*** Input for this task ***
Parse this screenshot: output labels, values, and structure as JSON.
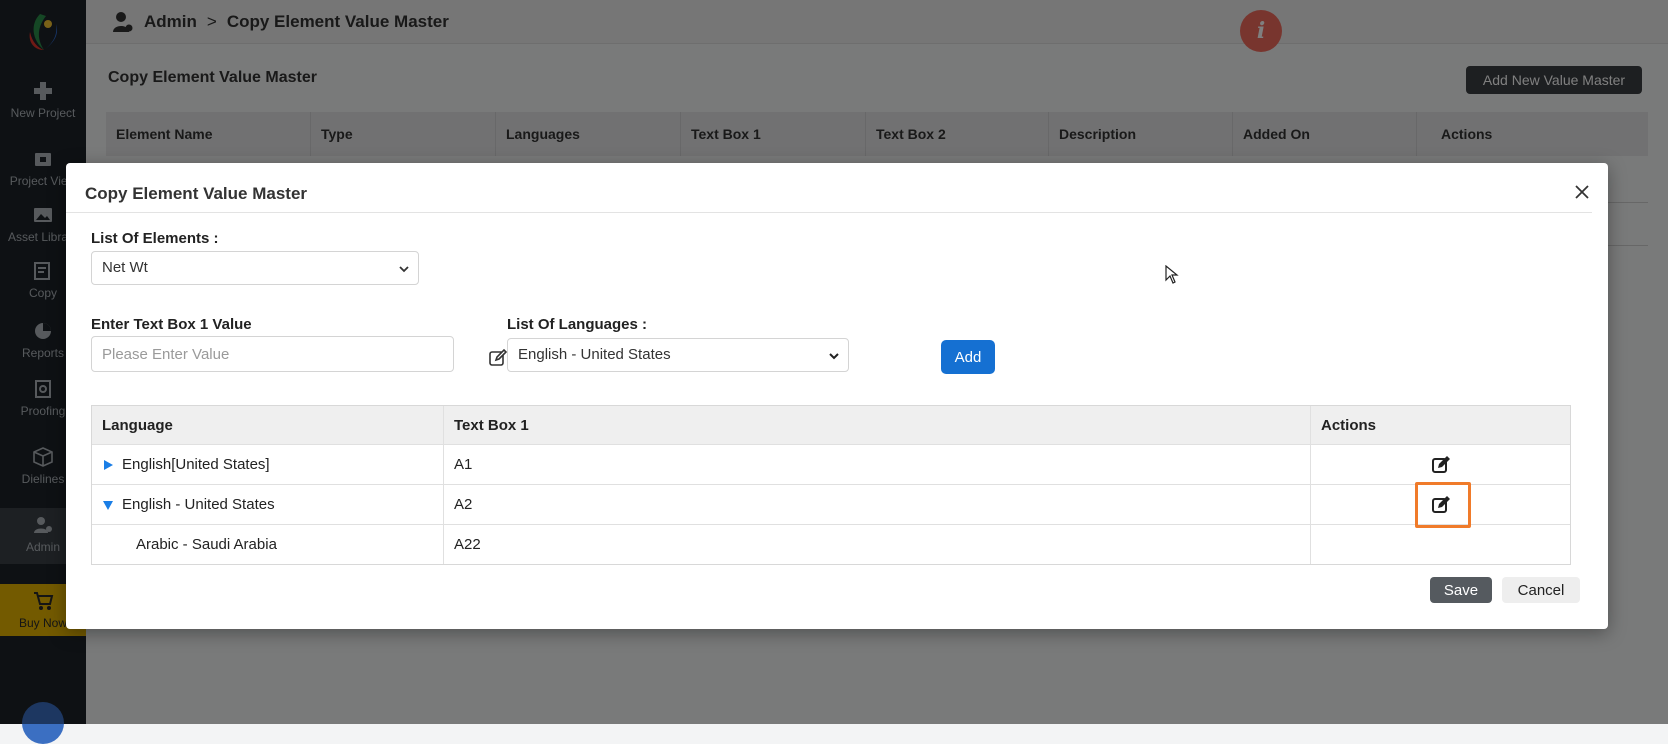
{
  "sidebar": {
    "items": [
      {
        "label": "New Project",
        "icon": "plus-icon"
      },
      {
        "label": "Project View",
        "icon": "folder-icon"
      },
      {
        "label": "Asset Library",
        "icon": "image-icon"
      },
      {
        "label": "Copy",
        "icon": "edit-doc-icon"
      },
      {
        "label": "Reports",
        "icon": "pie-chart-icon"
      },
      {
        "label": "Proofing",
        "icon": "proofing-icon"
      },
      {
        "label": "Dielines",
        "icon": "box-icon"
      },
      {
        "label": "Admin",
        "icon": "admin-user-icon",
        "active": true
      },
      {
        "label": "Buy Now",
        "icon": "cart-icon"
      }
    ]
  },
  "topbar": {
    "crumb_root": "Admin",
    "crumb_sep": ">",
    "crumb_page": "Copy Element Value Master"
  },
  "page": {
    "title": "Copy Element Value Master",
    "add_new_label": "Add New Value Master",
    "columns": [
      "Element Name",
      "Type",
      "Languages",
      "Text Box 1",
      "Text Box 2",
      "Description",
      "Added On",
      "Actions"
    ]
  },
  "modal": {
    "title": "Copy Element Value Master",
    "elements_label": "List Of Elements :",
    "elements_selected": "Net Wt",
    "textbox_label": "Enter Text Box 1 Value",
    "textbox_placeholder": "Please Enter Value",
    "languages_label": "List Of Languages :",
    "languages_selected": "English - United States",
    "add_label": "Add",
    "table": {
      "headers": [
        "Language",
        "Text Box 1",
        "Actions"
      ],
      "rows": [
        {
          "language": "English[United States]",
          "textbox1": "A1",
          "expanded": false
        },
        {
          "language": "English - United States",
          "textbox1": "A2",
          "expanded": true
        },
        {
          "language": "Arabic - Saudi Arabia",
          "textbox1": "A22",
          "child": true
        }
      ]
    },
    "save_label": "Save",
    "cancel_label": "Cancel"
  },
  "colors": {
    "primary": "#1570d2",
    "highlight": "#f07b2a",
    "info": "#f06a5c",
    "sidebar_bg": "#1d2328",
    "buy_now_bg": "#e7b400",
    "expand_arrow": "#1a7ee6"
  }
}
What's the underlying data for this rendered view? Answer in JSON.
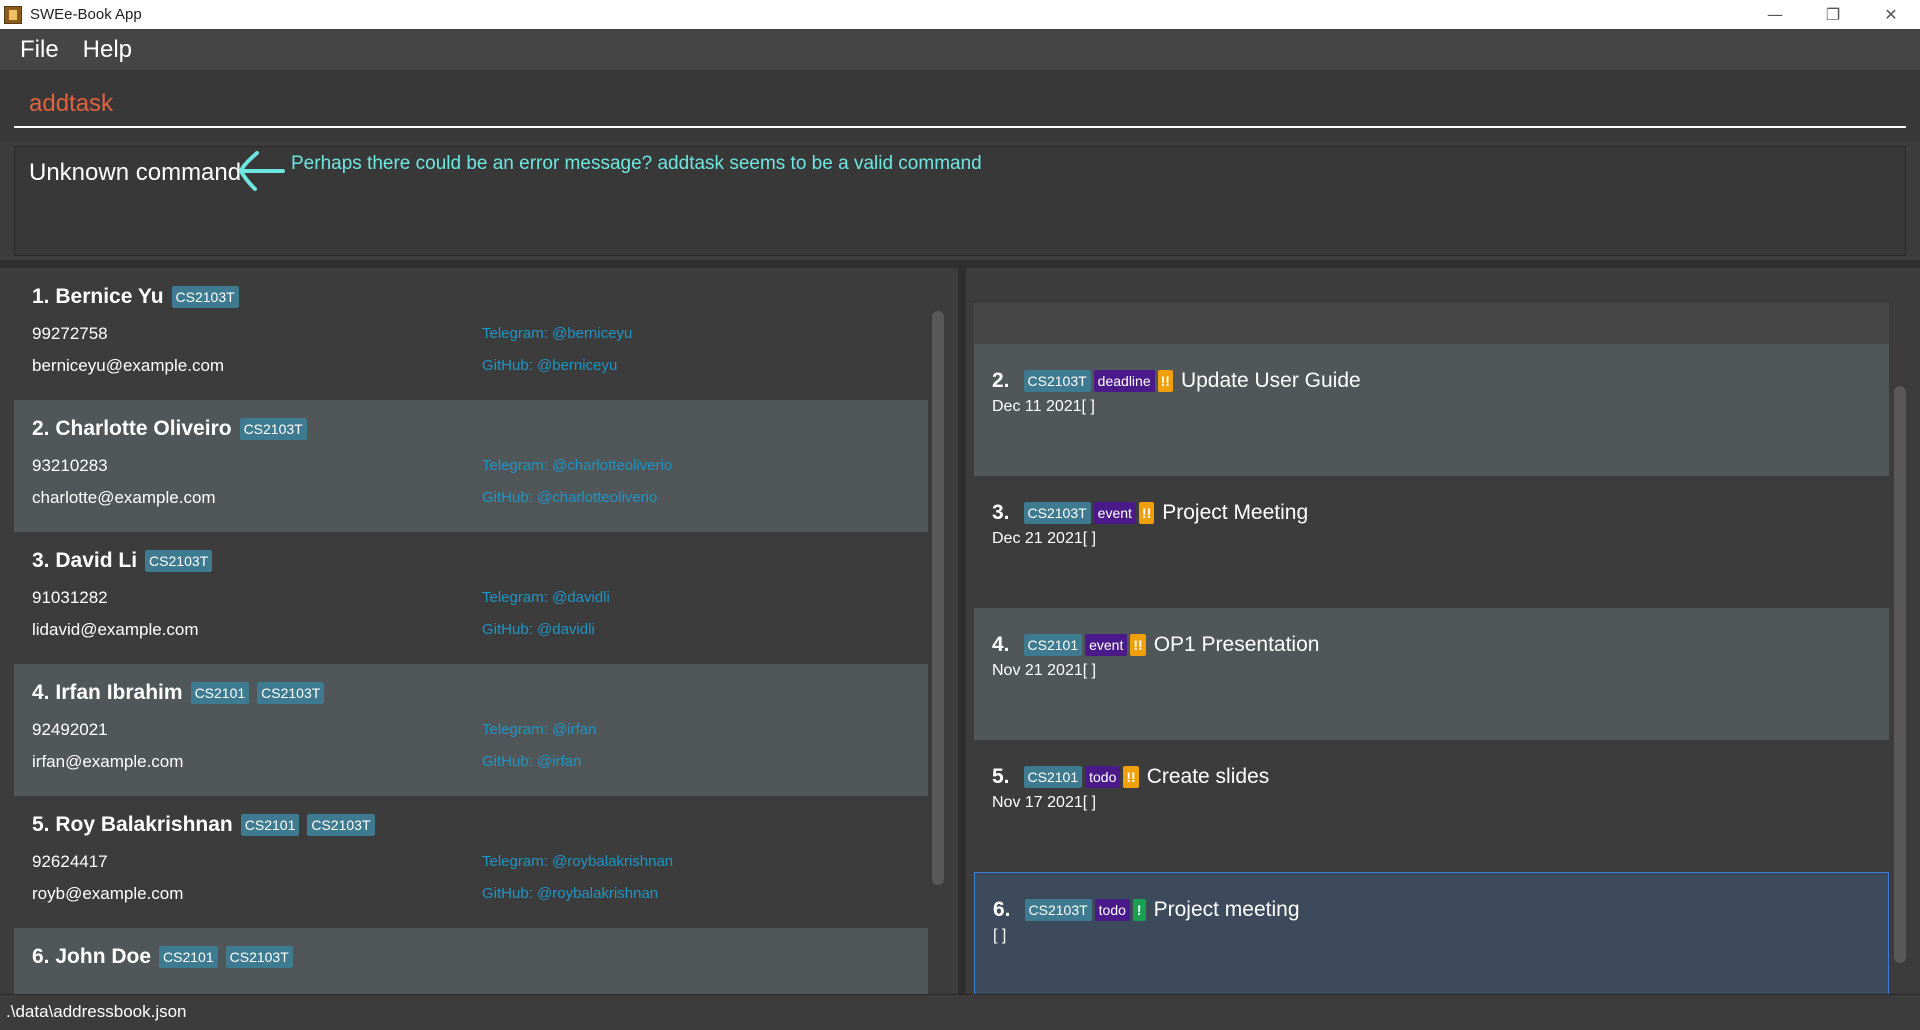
{
  "window": {
    "title": "SWEe-Book App",
    "minimize": "—",
    "restore": "❐",
    "close": "✕"
  },
  "menu": [
    "File",
    "Help"
  ],
  "command": {
    "value": "addtask"
  },
  "result": {
    "text": "Unknown command",
    "annotation": "Perhaps there could be an error message? addtask seems to be a valid command"
  },
  "persons": [
    {
      "index": "1.",
      "name": "Bernice Yu",
      "tags": [
        "CS2103T"
      ],
      "phone": "99272758",
      "email": "berniceyu@example.com",
      "telegram": "Telegram: @berniceyu",
      "github": "GitHub: @berniceyu"
    },
    {
      "index": "2.",
      "name": "Charlotte Oliveiro",
      "tags": [
        "CS2103T"
      ],
      "phone": "93210283",
      "email": "charlotte@example.com",
      "telegram": "Telegram: @charlotteoliverio",
      "github": "GitHub: @charlotteoliverio"
    },
    {
      "index": "3.",
      "name": "David Li",
      "tags": [
        "CS2103T"
      ],
      "phone": "91031282",
      "email": "lidavid@example.com",
      "telegram": "Telegram: @davidli",
      "github": "GitHub: @davidli"
    },
    {
      "index": "4.",
      "name": "Irfan Ibrahim",
      "tags": [
        "CS2101",
        "CS2103T"
      ],
      "phone": "92492021",
      "email": "irfan@example.com",
      "telegram": "Telegram: @irfan",
      "github": "GitHub: @irfan"
    },
    {
      "index": "5.",
      "name": "Roy Balakrishnan",
      "tags": [
        "CS2101",
        "CS2103T"
      ],
      "phone": "92624417",
      "email": "royb@example.com",
      "telegram": "Telegram: @roybalakrishnan",
      "github": "GitHub: @roybalakrishnan"
    },
    {
      "index": "6.",
      "name": "John Doe",
      "tags": [
        "CS2101",
        "CS2103T"
      ],
      "phone": "",
      "email": "",
      "telegram": "",
      "github": ""
    }
  ],
  "tasks": [
    {
      "index": "2.",
      "module": "CS2103T",
      "type": "deadline",
      "priority": "!!",
      "priority_level": "high",
      "name": "Update User Guide",
      "date": "Dec 11 2021[ ]"
    },
    {
      "index": "3.",
      "module": "CS2103T",
      "type": "event",
      "priority": "!!",
      "priority_level": "high",
      "name": "Project Meeting",
      "date": "Dec 21 2021[ ]"
    },
    {
      "index": "4.",
      "module": "CS2101",
      "type": "event",
      "priority": "!!",
      "priority_level": "high",
      "name": "OP1 Presentation",
      "date": "Nov 21 2021[ ]"
    },
    {
      "index": "5.",
      "module": "CS2101",
      "type": "todo",
      "priority": "!!",
      "priority_level": "high",
      "name": "Create slides",
      "date": "Nov 17 2021[ ]"
    },
    {
      "index": "6.",
      "module": "CS2103T",
      "type": "todo",
      "priority": "!",
      "priority_level": "low",
      "name": "Project meeting",
      "date": "[ ]",
      "selected": true
    }
  ],
  "status": {
    "path": ".\\data\\addressbook.json"
  },
  "colors": {
    "background": "#3c3c3c",
    "card_alt": "#515659",
    "tag": "#3e7b91",
    "type_tag": "#4b1a8a",
    "priority_high": "#f0a00a",
    "priority_low": "#1aa050",
    "command_text": "#e0623e",
    "annotation": "#6ee6e0",
    "link": "#1e95c4",
    "selected_border": "#3b7dd8"
  }
}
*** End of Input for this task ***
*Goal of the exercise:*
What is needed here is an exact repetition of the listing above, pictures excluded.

*Output below:*
Parse this screenshot: output labels, values, and structure as JSON.
{
  "sidebar": {
    "items": [
      {
        "label": "New Project",
        "icon": "plus-icon"
      },
      {
        "label": "Project View",
        "icon": "folder-icon"
      },
      {
        "label": "Asset Library",
        "icon": "image-icon"
      },
      {
        "label": "Copy",
        "icon": "edit-doc-icon"
      },
      {
        "label": "Reports",
        "icon": "pie-chart-icon"
      },
      {
        "label": "Proofing",
        "icon": "proofing-icon"
      },
      {
        "label": "Dielines",
        "icon": "box-icon"
      },
      {
        "label": "Admin",
        "icon": "admin-user-icon",
        "active": true
      },
      {
        "label": "Buy Now",
        "icon": "cart-icon"
      }
    ]
  },
  "topbar": {
    "crumb_root": "Admin",
    "crumb_sep": ">",
    "crumb_page": "Copy Element Value Master"
  },
  "page": {
    "title": "Copy Element Value Master",
    "add_new_label": "Add New Value Master",
    "columns": [
      "Element Name",
      "Type",
      "Languages",
      "Text Box 1",
      "Text Box 2",
      "Description",
      "Added On",
      "Actions"
    ]
  },
  "modal": {
    "title": "Copy Element Value Master",
    "elements_label": "List Of Elements :",
    "elements_selected": "Net Wt",
    "textbox_label": "Enter Text Box 1 Value",
    "textbox_placeholder": "Please Enter Value",
    "languages_label": "List Of Languages :",
    "languages_selected": "English - United States",
    "add_label": "Add",
    "table": {
      "headers": [
        "Language",
        "Text Box 1",
        "Actions"
      ],
      "rows": [
        {
          "language": "English[United States]",
          "textbox1": "A1",
          "expanded": false
        },
        {
          "language": "English - United States",
          "textbox1": "A2",
          "expanded": true
        },
        {
          "language": "Arabic - Saudi Arabia",
          "textbox1": "A22",
          "child": true
        }
      ]
    },
    "save_label": "Save",
    "cancel_label": "Cancel"
  },
  "colors": {
    "primary": "#1570d2",
    "highlight": "#f07b2a",
    "info": "#f06a5c",
    "sidebar_bg": "#1d2328",
    "buy_now_bg": "#e7b400",
    "expand_arrow": "#1a7ee6"
  }
}
What's the underlying data for this rendered view? Answer in JSON.
{
  "window": {
    "title": "SWEe-Book App",
    "minimize": "—",
    "restore": "❐",
    "close": "✕"
  },
  "menu": [
    "File",
    "Help"
  ],
  "command": {
    "value": "addtask"
  },
  "result": {
    "text": "Unknown command",
    "annotation": "Perhaps there could be an error message? addtask seems to be a valid command"
  },
  "persons": [
    {
      "index": "1.",
      "name": "Bernice Yu",
      "tags": [
        "CS2103T"
      ],
      "phone": "99272758",
      "email": "berniceyu@example.com",
      "telegram": "Telegram: @berniceyu",
      "github": "GitHub: @berniceyu"
    },
    {
      "index": "2.",
      "name": "Charlotte Oliveiro",
      "tags": [
        "CS2103T"
      ],
      "phone": "93210283",
      "email": "charlotte@example.com",
      "telegram": "Telegram: @charlotteoliverio",
      "github": "GitHub: @charlotteoliverio"
    },
    {
      "index": "3.",
      "name": "David Li",
      "tags": [
        "CS2103T"
      ],
      "phone": "91031282",
      "email": "lidavid@example.com",
      "telegram": "Telegram: @davidli",
      "github": "GitHub: @davidli"
    },
    {
      "index": "4.",
      "name": "Irfan Ibrahim",
      "tags": [
        "CS2101",
        "CS2103T"
      ],
      "phone": "92492021",
      "email": "irfan@example.com",
      "telegram": "Telegram: @irfan",
      "github": "GitHub: @irfan"
    },
    {
      "index": "5.",
      "name": "Roy Balakrishnan",
      "tags": [
        "CS2101",
        "CS2103T"
      ],
      "phone": "92624417",
      "email": "royb@example.com",
      "telegram": "Telegram: @roybalakrishnan",
      "github": "GitHub: @roybalakrishnan"
    },
    {
      "index": "6.",
      "name": "John Doe",
      "tags": [
        "CS2101",
        "CS2103T"
      ],
      "phone": "",
      "email": "",
      "telegram": "",
      "github": ""
    }
  ],
  "tasks": [
    {
      "index": "2.",
      "module": "CS2103T",
      "type": "deadline",
      "priority": "!!",
      "priority_level": "high",
      "name": "Update User Guide",
      "date": "Dec 11 2021[ ]"
    },
    {
      "index": "3.",
      "module": "CS2103T",
      "type": "event",
      "priority": "!!",
      "priority_level": "high",
      "name": "Project Meeting",
      "date": "Dec 21 2021[ ]"
    },
    {
      "index": "4.",
      "module": "CS2101",
      "type": "event",
      "priority": "!!",
      "priority_level": "high",
      "name": "OP1 Presentation",
      "date": "Nov 21 2021[ ]"
    },
    {
      "index": "5.",
      "module": "CS2101",
      "type": "todo",
      "priority": "!!",
      "priority_level": "high",
      "name": "Create slides",
      "date": "Nov 17 2021[ ]"
    },
    {
      "index": "6.",
      "module": "CS2103T",
      "type": "todo",
      "priority": "!",
      "priority_level": "low",
      "name": "Project meeting",
      "date": "[ ]",
      "selected": true
    }
  ],
  "status": {
    "path": ".\\data\\addressbook.json"
  },
  "colors": {
    "background": "#3c3c3c",
    "card_alt": "#515659",
    "tag": "#3e7b91",
    "type_tag": "#4b1a8a",
    "priority_high": "#f0a00a",
    "priority_low": "#1aa050",
    "command_text": "#e0623e",
    "annotation": "#6ee6e0",
    "link": "#1e95c4",
    "selected_border": "#3b7dd8"
  }
}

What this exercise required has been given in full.